GOAL OF THE EXERCISE: Output the records exactly, every one of them.

═════ SOURCE MATERIAL ═════

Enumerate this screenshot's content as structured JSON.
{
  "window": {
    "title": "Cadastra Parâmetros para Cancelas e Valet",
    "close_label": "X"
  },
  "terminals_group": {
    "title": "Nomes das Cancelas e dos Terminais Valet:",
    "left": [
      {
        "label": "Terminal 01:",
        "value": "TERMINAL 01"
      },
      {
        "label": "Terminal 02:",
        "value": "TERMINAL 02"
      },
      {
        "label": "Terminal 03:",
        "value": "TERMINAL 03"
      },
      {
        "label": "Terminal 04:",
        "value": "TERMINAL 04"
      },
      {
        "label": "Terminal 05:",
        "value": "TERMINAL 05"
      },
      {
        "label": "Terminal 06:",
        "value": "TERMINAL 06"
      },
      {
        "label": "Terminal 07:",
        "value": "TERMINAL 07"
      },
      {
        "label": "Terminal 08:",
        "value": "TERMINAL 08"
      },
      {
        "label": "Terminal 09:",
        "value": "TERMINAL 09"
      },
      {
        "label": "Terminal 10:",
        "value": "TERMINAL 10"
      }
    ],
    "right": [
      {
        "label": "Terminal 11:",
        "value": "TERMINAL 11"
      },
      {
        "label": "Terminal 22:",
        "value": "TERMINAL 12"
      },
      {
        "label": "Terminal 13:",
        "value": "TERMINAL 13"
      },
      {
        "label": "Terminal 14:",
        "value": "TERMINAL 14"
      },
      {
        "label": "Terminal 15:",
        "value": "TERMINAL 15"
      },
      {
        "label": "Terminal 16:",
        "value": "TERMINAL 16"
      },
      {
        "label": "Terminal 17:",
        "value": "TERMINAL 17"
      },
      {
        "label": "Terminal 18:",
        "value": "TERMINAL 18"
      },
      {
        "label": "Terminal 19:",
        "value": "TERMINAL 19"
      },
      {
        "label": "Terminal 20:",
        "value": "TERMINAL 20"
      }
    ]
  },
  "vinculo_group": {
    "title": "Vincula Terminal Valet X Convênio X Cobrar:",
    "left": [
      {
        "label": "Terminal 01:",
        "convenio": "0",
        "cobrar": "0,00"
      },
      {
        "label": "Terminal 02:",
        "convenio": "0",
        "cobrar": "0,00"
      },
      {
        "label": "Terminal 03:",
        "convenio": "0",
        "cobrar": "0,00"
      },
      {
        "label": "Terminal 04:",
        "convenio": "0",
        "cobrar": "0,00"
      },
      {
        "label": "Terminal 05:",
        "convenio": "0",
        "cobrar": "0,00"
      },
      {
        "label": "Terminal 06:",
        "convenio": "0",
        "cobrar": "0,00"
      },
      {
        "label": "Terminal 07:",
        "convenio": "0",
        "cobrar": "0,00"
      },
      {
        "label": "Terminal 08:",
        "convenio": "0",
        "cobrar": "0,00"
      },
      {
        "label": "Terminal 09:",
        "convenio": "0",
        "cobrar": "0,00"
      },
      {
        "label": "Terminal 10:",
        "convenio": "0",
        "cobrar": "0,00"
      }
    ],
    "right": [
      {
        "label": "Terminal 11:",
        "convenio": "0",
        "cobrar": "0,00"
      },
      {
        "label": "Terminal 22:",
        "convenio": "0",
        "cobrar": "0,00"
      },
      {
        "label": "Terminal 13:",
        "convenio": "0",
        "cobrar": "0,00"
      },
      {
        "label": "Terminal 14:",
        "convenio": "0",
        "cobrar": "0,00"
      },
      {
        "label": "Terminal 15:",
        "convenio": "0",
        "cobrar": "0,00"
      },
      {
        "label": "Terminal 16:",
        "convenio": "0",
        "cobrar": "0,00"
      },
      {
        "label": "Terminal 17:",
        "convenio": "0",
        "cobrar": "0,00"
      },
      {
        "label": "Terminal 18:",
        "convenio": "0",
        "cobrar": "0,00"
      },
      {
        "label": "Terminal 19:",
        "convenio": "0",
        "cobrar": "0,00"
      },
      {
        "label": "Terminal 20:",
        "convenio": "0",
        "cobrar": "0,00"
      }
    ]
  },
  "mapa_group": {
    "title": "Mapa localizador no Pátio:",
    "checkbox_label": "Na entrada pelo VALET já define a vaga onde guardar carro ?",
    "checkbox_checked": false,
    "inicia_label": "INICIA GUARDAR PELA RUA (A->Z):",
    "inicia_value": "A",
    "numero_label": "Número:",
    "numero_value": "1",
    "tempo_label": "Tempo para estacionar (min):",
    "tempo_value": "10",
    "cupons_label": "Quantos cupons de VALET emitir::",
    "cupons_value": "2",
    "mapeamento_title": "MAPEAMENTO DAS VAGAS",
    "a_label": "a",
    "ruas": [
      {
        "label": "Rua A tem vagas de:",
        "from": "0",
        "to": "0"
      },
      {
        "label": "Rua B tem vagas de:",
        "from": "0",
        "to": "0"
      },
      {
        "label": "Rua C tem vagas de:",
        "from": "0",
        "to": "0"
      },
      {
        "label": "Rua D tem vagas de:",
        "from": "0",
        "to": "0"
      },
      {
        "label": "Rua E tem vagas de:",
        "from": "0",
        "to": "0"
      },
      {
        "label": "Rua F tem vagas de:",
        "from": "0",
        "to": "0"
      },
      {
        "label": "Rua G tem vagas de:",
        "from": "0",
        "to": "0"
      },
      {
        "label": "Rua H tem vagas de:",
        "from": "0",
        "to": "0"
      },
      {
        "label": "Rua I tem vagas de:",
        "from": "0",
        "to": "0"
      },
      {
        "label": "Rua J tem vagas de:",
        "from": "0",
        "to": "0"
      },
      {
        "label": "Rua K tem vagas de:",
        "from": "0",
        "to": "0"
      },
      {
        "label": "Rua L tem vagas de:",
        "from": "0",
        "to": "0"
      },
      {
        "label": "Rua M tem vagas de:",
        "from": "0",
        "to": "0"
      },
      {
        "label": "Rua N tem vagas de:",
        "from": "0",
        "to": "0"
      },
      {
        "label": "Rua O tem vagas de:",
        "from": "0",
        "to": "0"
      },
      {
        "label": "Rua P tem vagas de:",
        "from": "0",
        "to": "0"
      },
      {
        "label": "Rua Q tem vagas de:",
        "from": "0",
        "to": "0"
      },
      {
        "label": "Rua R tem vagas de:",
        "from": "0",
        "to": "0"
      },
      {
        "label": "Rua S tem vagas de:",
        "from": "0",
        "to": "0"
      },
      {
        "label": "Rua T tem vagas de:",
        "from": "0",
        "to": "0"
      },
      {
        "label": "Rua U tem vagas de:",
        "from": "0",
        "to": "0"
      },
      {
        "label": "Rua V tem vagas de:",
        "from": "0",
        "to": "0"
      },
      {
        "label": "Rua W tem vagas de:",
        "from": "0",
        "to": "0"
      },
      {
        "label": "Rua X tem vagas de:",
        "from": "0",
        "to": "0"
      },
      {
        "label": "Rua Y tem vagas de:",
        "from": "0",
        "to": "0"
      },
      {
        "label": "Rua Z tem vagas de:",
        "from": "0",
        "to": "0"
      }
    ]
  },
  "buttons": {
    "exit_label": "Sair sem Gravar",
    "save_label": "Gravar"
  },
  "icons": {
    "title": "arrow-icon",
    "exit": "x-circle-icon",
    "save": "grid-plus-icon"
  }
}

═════

TASK OUTPUT:
Enumerate this screenshot's content as structured JSON.
{
  "window": {
    "title": "Cadastra Parâmetros para Cancelas e Valet",
    "close_label": "X"
  },
  "terminals_group": {
    "title": "Nomes das Cancelas e dos Terminais Valet:",
    "left": [
      {
        "label": "Terminal 01:",
        "value": "TERMINAL 01"
      },
      {
        "label": "Terminal 02:",
        "value": "TERMINAL 02"
      },
      {
        "label": "Terminal 03:",
        "value": "TERMINAL 03"
      },
      {
        "label": "Terminal 04:",
        "value": "TERMINAL 04"
      },
      {
        "label": "Terminal 05:",
        "value": "TERMINAL 05"
      },
      {
        "label": "Terminal 06:",
        "value": "TERMINAL 06"
      },
      {
        "label": "Terminal 07:",
        "value": "TERMINAL 07"
      },
      {
        "label": "Terminal 08:",
        "value": "TERMINAL 08"
      },
      {
        "label": "Terminal 09:",
        "value": "TERMINAL 09"
      },
      {
        "label": "Terminal 10:",
        "value": "TERMINAL 10"
      }
    ],
    "right": [
      {
        "label": "Terminal 11:",
        "value": "TERMINAL 11"
      },
      {
        "label": "Terminal 22:",
        "value": "TERMINAL 12"
      },
      {
        "label": "Terminal 13:",
        "value": "TERMINAL 13"
      },
      {
        "label": "Terminal 14:",
        "value": "TERMINAL 14"
      },
      {
        "label": "Terminal 15:",
        "value": "TERMINAL 15"
      },
      {
        "label": "Terminal 16:",
        "value": "TERMINAL 16"
      },
      {
        "label": "Terminal 17:",
        "value": "TERMINAL 17"
      },
      {
        "label": "Terminal 18:",
        "value": "TERMINAL 18"
      },
      {
        "label": "Terminal 19:",
        "value": "TERMINAL 19"
      },
      {
        "label": "Terminal 20:",
        "value": "TERMINAL 20"
      }
    ]
  },
  "vinculo_group": {
    "title": "Vincula Terminal Valet X Convênio X Cobrar:",
    "left": [
      {
        "label": "Terminal 01:",
        "convenio": "0",
        "cobrar": "0,00"
      },
      {
        "label": "Terminal 02:",
        "convenio": "0",
        "cobrar": "0,00"
      },
      {
        "label": "Terminal 03:",
        "convenio": "0",
        "cobrar": "0,00"
      },
      {
        "label": "Terminal 04:",
        "convenio": "0",
        "cobrar": "0,00"
      },
      {
        "label": "Terminal 05:",
        "convenio": "0",
        "cobrar": "0,00"
      },
      {
        "label": "Terminal 06:",
        "convenio": "0",
        "cobrar": "0,00"
      },
      {
        "label": "Terminal 07:",
        "convenio": "0",
        "cobrar": "0,00"
      },
      {
        "label": "Terminal 08:",
        "convenio": "0",
        "cobrar": "0,00"
      },
      {
        "label": "Terminal 09:",
        "convenio": "0",
        "cobrar": "0,00"
      },
      {
        "label": "Terminal 10:",
        "convenio": "0",
        "cobrar": "0,00"
      }
    ],
    "right": [
      {
        "label": "Terminal 11:",
        "convenio": "0",
        "cobrar": "0,00"
      },
      {
        "label": "Terminal 22:",
        "convenio": "0",
        "cobrar": "0,00"
      },
      {
        "label": "Terminal 13:",
        "convenio": "0",
        "cobrar": "0,00"
      },
      {
        "label": "Terminal 14:",
        "convenio": "0",
        "cobrar": "0,00"
      },
      {
        "label": "Terminal 15:",
        "convenio": "0",
        "cobrar": "0,00"
      },
      {
        "label": "Terminal 16:",
        "convenio": "0",
        "cobrar": "0,00"
      },
      {
        "label": "Terminal 17:",
        "convenio": "0",
        "cobrar": "0,00"
      },
      {
        "label": "Terminal 18:",
        "convenio": "0",
        "cobrar": "0,00"
      },
      {
        "label": "Terminal 19:",
        "convenio": "0",
        "cobrar": "0,00"
      },
      {
        "label": "Terminal 20:",
        "convenio": "0",
        "cobrar": "0,00"
      }
    ]
  },
  "mapa_group": {
    "title": "Mapa localizador no Pátio:",
    "checkbox_label": "Na entrada pelo VALET já define a vaga onde guardar carro ?",
    "checkbox_checked": false,
    "inicia_label": "INICIA GUARDAR PELA RUA (A->Z):",
    "inicia_value": "A",
    "numero_label": "Número:",
    "numero_value": "1",
    "tempo_label": "Tempo para estacionar (min):",
    "tempo_value": "10",
    "cupons_label": "Quantos cupons de VALET emitir::",
    "cupons_value": "2",
    "mapeamento_title": "MAPEAMENTO DAS VAGAS",
    "a_label": "a",
    "ruas": [
      {
        "label": "Rua A tem vagas de:",
        "from": "0",
        "to": "0"
      },
      {
        "label": "Rua B tem vagas de:",
        "from": "0",
        "to": "0"
      },
      {
        "label": "Rua C tem vagas de:",
        "from": "0",
        "to": "0"
      },
      {
        "label": "Rua D tem vagas de:",
        "from": "0",
        "to": "0"
      },
      {
        "label": "Rua E tem vagas de:",
        "from": "0",
        "to": "0"
      },
      {
        "label": "Rua F tem vagas de:",
        "from": "0",
        "to": "0"
      },
      {
        "label": "Rua G tem vagas de:",
        "from": "0",
        "to": "0"
      },
      {
        "label": "Rua H tem vagas de:",
        "from": "0",
        "to": "0"
      },
      {
        "label": "Rua I tem vagas de:",
        "from": "0",
        "to": "0"
      },
      {
        "label": "Rua J tem vagas de:",
        "from": "0",
        "to": "0"
      },
      {
        "label": "Rua K tem vagas de:",
        "from": "0",
        "to": "0"
      },
      {
        "label": "Rua L tem vagas de:",
        "from": "0",
        "to": "0"
      },
      {
        "label": "Rua M tem vagas de:",
        "from": "0",
        "to": "0"
      },
      {
        "label": "Rua N tem vagas de:",
        "from": "0",
        "to": "0"
      },
      {
        "label": "Rua O tem vagas de:",
        "from": "0",
        "to": "0"
      },
      {
        "label": "Rua P tem vagas de:",
        "from": "0",
        "to": "0"
      },
      {
        "label": "Rua Q tem vagas de:",
        "from": "0",
        "to": "0"
      },
      {
        "label": "Rua R tem vagas de:",
        "from": "0",
        "to": "0"
      },
      {
        "label": "Rua S tem vagas de:",
        "from": "0",
        "to": "0"
      },
      {
        "label": "Rua T tem vagas de:",
        "from": "0",
        "to": "0"
      },
      {
        "label": "Rua U tem vagas de:",
        "from": "0",
        "to": "0"
      },
      {
        "label": "Rua V tem vagas de:",
        "from": "0",
        "to": "0"
      },
      {
        "label": "Rua W tem vagas de:",
        "from": "0",
        "to": "0"
      },
      {
        "label": "Rua X tem vagas de:",
        "from": "0",
        "to": "0"
      },
      {
        "label": "Rua Y tem vagas de:",
        "from": "0",
        "to": "0"
      },
      {
        "label": "Rua Z tem vagas de:",
        "from": "0",
        "to": "0"
      }
    ]
  },
  "buttons": {
    "exit_label": "Sair sem Gravar",
    "save_label": "Gravar"
  },
  "icons": {
    "title": "arrow-icon",
    "exit": "x-circle-icon",
    "save": "grid-plus-icon"
  }
}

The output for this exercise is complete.